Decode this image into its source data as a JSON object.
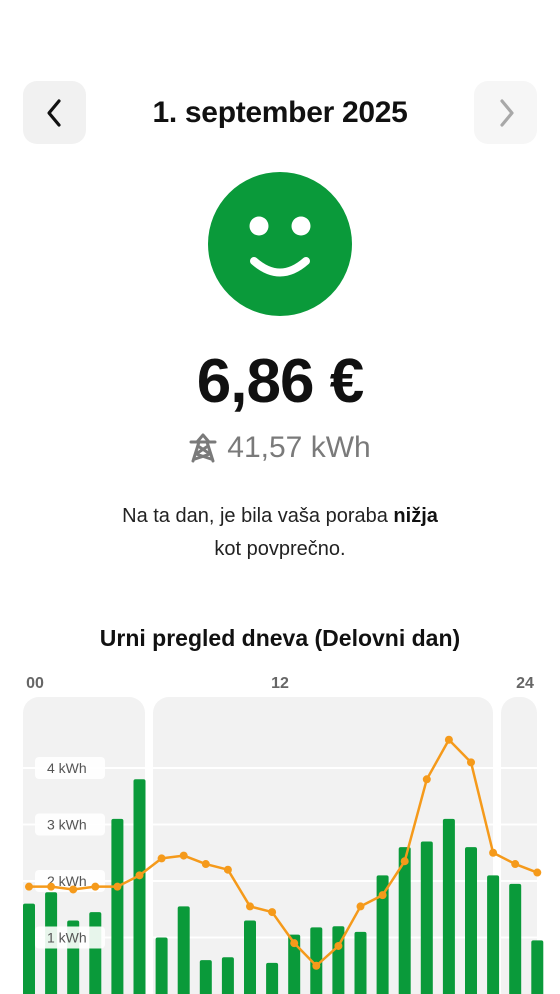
{
  "header": {
    "date": "1. september 2025",
    "prev_icon": "chevron-left-icon",
    "next_icon": "chevron-right-icon"
  },
  "summary": {
    "status_icon": "smiley-face-icon",
    "status_color": "#0a9a3a",
    "price": "6,86 €",
    "energy": "41,57 kWh",
    "energy_icon": "power-pylon-icon"
  },
  "message": {
    "before": "Na ta dan, je bila vaša poraba ",
    "bold": "nižja",
    "after": "kot povprečno."
  },
  "chart_data": {
    "type": "bar",
    "title": "Urni pregled dneva (Delovni dan)",
    "x_tick_labels": [
      "00",
      "12",
      "24"
    ],
    "y_tick_labels": [
      "1 kWh",
      "2 kWh",
      "3 kWh",
      "4 kWh"
    ],
    "ylim": [
      0,
      5.2
    ],
    "grid": true,
    "categories": [
      0,
      1,
      2,
      3,
      4,
      5,
      6,
      7,
      8,
      9,
      10,
      11,
      12,
      13,
      14,
      15,
      16,
      17,
      18,
      19,
      20,
      21,
      22,
      23
    ],
    "series": [
      {
        "type": "bar",
        "color": "#0a9a3a",
        "values": [
          1.6,
          1.8,
          1.3,
          1.45,
          3.1,
          3.8,
          1.0,
          1.55,
          0.6,
          0.65,
          1.3,
          0.55,
          1.05,
          1.18,
          1.2,
          1.1,
          2.1,
          2.6,
          2.7,
          3.1,
          2.6,
          2.1,
          1.95,
          0.95
        ]
      },
      {
        "type": "line",
        "color": "#f59a1b",
        "values": [
          1.9,
          1.9,
          1.85,
          1.9,
          1.9,
          2.1,
          2.4,
          2.45,
          2.3,
          2.2,
          1.55,
          1.45,
          0.9,
          0.5,
          0.85,
          1.55,
          1.75,
          2.35,
          3.8,
          4.5,
          4.1,
          2.5,
          2.3,
          2.15
        ]
      }
    ],
    "colors": {
      "bar": "#0a9a3a",
      "line": "#f59a1b",
      "panel": "#f2f2f2",
      "grid": "#ffffff"
    }
  }
}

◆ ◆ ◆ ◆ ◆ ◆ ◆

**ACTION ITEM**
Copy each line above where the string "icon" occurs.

**EXERCISE RESULT**
    "prev_icon": "chevron-left-icon",
    "next_icon": "chevron-right-icon"
    "status_icon": "smiley-face-icon",
    "energy_icon": "power-pylon-icon"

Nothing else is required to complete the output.